  3. Part two
    On the topic of sources of great wisdom, Socrates, at least the one we all know from Plato's writings, once said something I thought fell into the trap such views of inner darkness weave. In the Phaedrus, Socrates equates insanity with wisdom. Have you ever sat and listened—really listened—to the ranting of a schizophrenic? It's difficult to do. We all grow up learning to edit out lunacy. Once a discussion goes orthogonal, the little voice in the back of your head starts waving its vacuum-hose arms, shouting, "Danger Will Robinson!"

    Sixteen years ago, I sat talking to my young ward's birth mother, trying to understood this healthy-looking, rational-seeming woman, who I'll call Jane.
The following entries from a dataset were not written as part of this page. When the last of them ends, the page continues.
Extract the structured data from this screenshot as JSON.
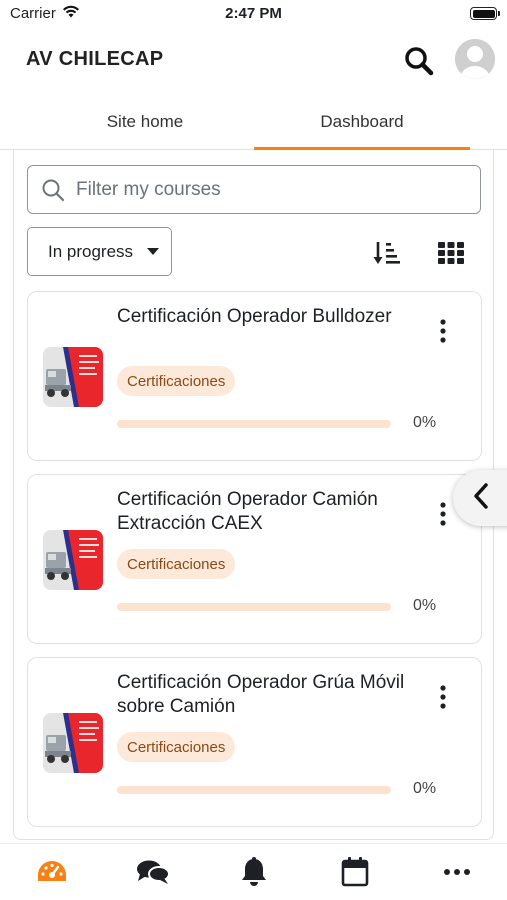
{
  "status": {
    "carrier": "Carrier",
    "time": "2:47 PM"
  },
  "header": {
    "title": "AV CHILECAP",
    "search_icon": "search-icon",
    "avatar_icon": "user-avatar-icon"
  },
  "tabs": [
    {
      "label": "Site home",
      "active": false
    },
    {
      "label": "Dashboard",
      "active": true
    }
  ],
  "dashboard": {
    "search_placeholder": "Filter my courses",
    "filter_label": "In progress",
    "sort_icon": "sort-icon",
    "view_icon": "grid-view-icon"
  },
  "courses": [
    {
      "title": "Certificación Operador Bulldozer",
      "category": "Certificaciones",
      "progress": 0,
      "progress_text": "0%"
    },
    {
      "title": "Certificación Operador Camión Extracción CAEX",
      "category": "Certificaciones",
      "progress": 0,
      "progress_text": "0%"
    },
    {
      "title": "Certificación Operador Grúa Móvil sobre Camión",
      "category": "Certificaciones",
      "progress": 0,
      "progress_text": "0%"
    }
  ],
  "bottom_nav": [
    {
      "icon": "dashboard-gauge-icon",
      "active": true
    },
    {
      "icon": "messages-icon",
      "active": false
    },
    {
      "icon": "notifications-bell-icon",
      "active": false
    },
    {
      "icon": "calendar-icon",
      "active": false
    },
    {
      "icon": "more-icon",
      "active": false
    }
  ],
  "colors": {
    "accent": "#f98012",
    "badge_bg": "#fde9d9",
    "badge_text": "#8a4a15",
    "progress_track": "#fde2cf"
  }
}
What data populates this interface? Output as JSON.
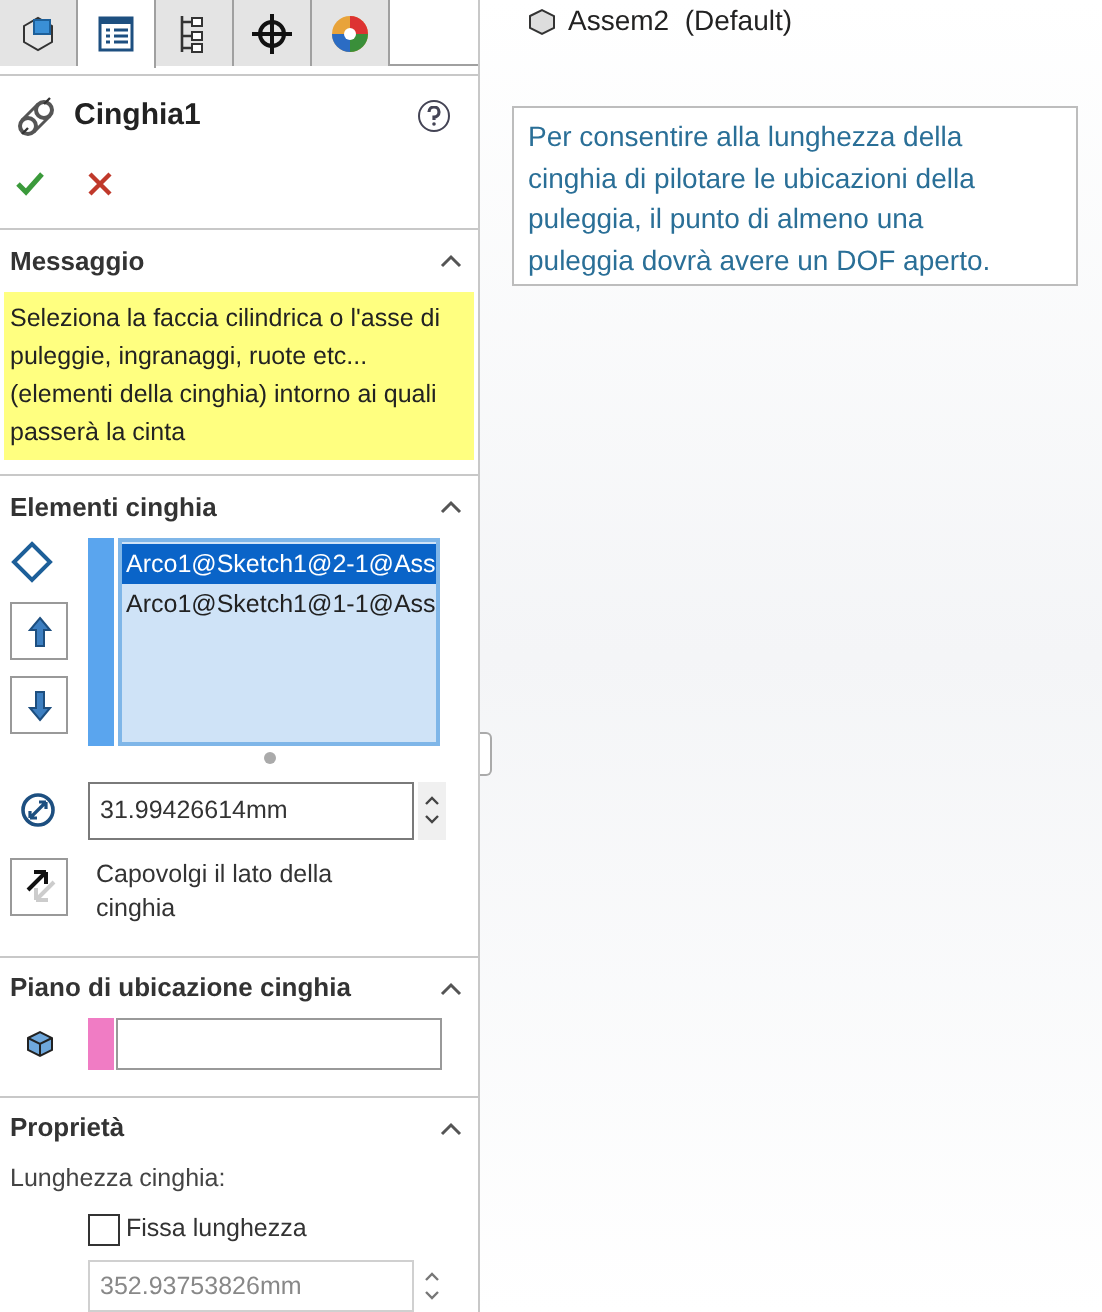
{
  "tabs": [
    {
      "kind": "part",
      "selected": false
    },
    {
      "kind": "properties",
      "selected": true
    },
    {
      "kind": "config",
      "selected": false
    },
    {
      "kind": "target",
      "selected": false
    },
    {
      "kind": "appearance",
      "selected": false
    }
  ],
  "feature": {
    "title": "Cinghia1"
  },
  "tree_item": {
    "label": "Assem2  (Default)"
  },
  "sections": [
    {
      "kind": "message",
      "title": "Messaggio",
      "text": "Seleziona la faccia cilindrica o l'asse di puleggie, ingranaggi, ruote etc... (elementi della cinghia) intorno ai quali passerà la cinta"
    },
    {
      "kind": "members",
      "title": "Elementi cinghia",
      "items": [
        {
          "label": "Arco1@Sketch1@2-1@Ass",
          "selected": true
        },
        {
          "label": "Arco1@Sketch1@1-1@Ass",
          "selected": false
        }
      ],
      "value": "31.99426614mm",
      "flip_label": "Capovolgi il lato della cinghia"
    },
    {
      "kind": "plane",
      "title": "Piano di ubicazione cinghia"
    },
    {
      "kind": "properties",
      "title": "Proprietà",
      "label": "Lunghezza cinghia:",
      "checkbox": {
        "label": "Fissa lunghezza",
        "checked": false
      },
      "length": {
        "value": "352.93753826mm",
        "disabled": true
      }
    }
  ],
  "tooltip": {
    "text": "Per consentire alla lunghezza della cinghia di pilotare le ubicazioni della puleggia, il punto di almeno una puleggia dovrà avere un DOF aperto."
  }
}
Why had the state of Texas taken four children from Jane? We were visiting with her and her ex-mother-in-law (who had custody of the Jane's second child), and with a dazed-looking child (Jane's second), who everyone was just ignoring. I was trying to get Jane's view of her latest child, of why I and my then-wife (Jane's half-sister) should or should not be taking him away from her. Jane told me a horrifying tale of rape while she was strapped to a gurney in the hospital (which her attorney later denied—Jane wasn't in the hospital within six months of the conception), and I asked how the rape affected her view of her latest son. I'll never forget her reply. "Well, I hoped he'd be healthy and all, but then, I was sitting in the park, watching some white birds fly into the windows of this big building. Closed windows, but they kept going in and out. That's when it hit me, they were flying in and out of the windows, and I thought, 'This could be a cure for AIDS.' I tried talking to doctors about it, but they won't listen."
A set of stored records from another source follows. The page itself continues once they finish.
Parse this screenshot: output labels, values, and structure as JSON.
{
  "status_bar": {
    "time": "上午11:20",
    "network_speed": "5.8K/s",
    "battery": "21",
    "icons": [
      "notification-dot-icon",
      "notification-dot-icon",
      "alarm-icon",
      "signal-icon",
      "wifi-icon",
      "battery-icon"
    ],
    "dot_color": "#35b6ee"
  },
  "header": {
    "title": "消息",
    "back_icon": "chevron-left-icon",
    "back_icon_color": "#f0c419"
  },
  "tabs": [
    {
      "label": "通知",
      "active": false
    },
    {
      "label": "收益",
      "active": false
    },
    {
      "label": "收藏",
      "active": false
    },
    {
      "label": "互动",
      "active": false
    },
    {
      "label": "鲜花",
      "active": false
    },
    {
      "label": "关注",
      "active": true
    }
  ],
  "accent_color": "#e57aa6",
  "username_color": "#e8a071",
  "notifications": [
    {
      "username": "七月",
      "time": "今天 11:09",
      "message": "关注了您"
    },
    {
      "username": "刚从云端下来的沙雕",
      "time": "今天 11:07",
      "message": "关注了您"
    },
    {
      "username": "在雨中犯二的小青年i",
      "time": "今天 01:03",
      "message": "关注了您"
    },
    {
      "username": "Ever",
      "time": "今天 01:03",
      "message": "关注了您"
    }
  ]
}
    Over the years, I've vacillated between (1) certainty that Jane's talk was simply the uncontrolled synapses of a schizophrenic with a history of going off her meds, and (2) wondering if those uncontrolled synaptic jumps didn't actually have some bearing on reality. Did she absorb some scraps of overheard medical conversation, of permeable and impermeable surfaces? What, then were the white birds? Leukocytes? Monocytes, traveling through cell walls?

    Remember that quote of yours from Gazzinga, "Order must be made." Nine years ago, a handful of nasty shark incidents on the Gulf Coast and Altlantic seaboard of the U.S. prompted the media to name that season the "Summer of the Shark." One ichthyologist explained the media frenzy with a statement reminiscent of Gazzinga. He said, "Humans are pattern seeking animals. If we can't find the patterns we need, we'll create them."
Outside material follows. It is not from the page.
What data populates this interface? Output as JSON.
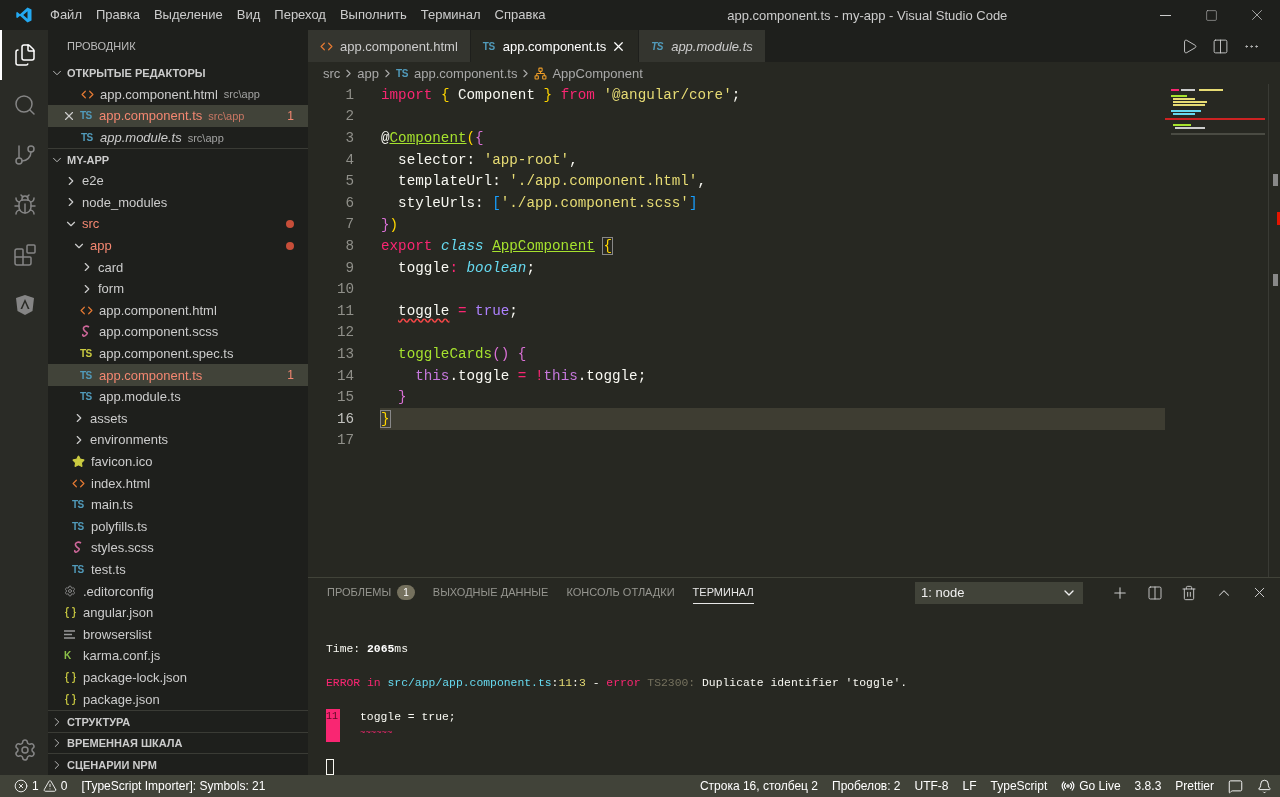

    So, seeking patterns, we go in through the Gate of Horn and out through the Gate of Ivory. In the end, I think it's just important that, like Aeneus, we not remain within. Keep searching Doc, and keep sharing what you find. You do it well.

  4. Kent - sorry to hear of your dislocation, but I am certain that I want to follow your journey of discovery. I tend to be pessimistic about theories of thought and meaning as most are unprovable and do not survive very long - until they are renamed and recycle for the next generation. We all create our own reality and perhaps your journey will lead you to a reality more to your pleasing. As for me - I will continue to apply my limited cognitive resources towards understanding neuroscience. Maybe if we gain a better understanding of perception and cognition - how we create our reality - we can understand more about ourselves. And if that doesn't work there's always the hypersexual and excessively violent American entertainment conglomerate to distract me from my failure to understand my place in the cosmos.

  5. Kent,

    Great new start. Look forward to more of your private views.

    Best wishes,

    Gary Schwitzer

  6. Kent,

    Sorry to hear about the firing. I hope this new chapter presents you opportunities that bring you joy and fulfillment. I look forward to reading about your quest from the sidelines.

    All the best,

    Tom Getchius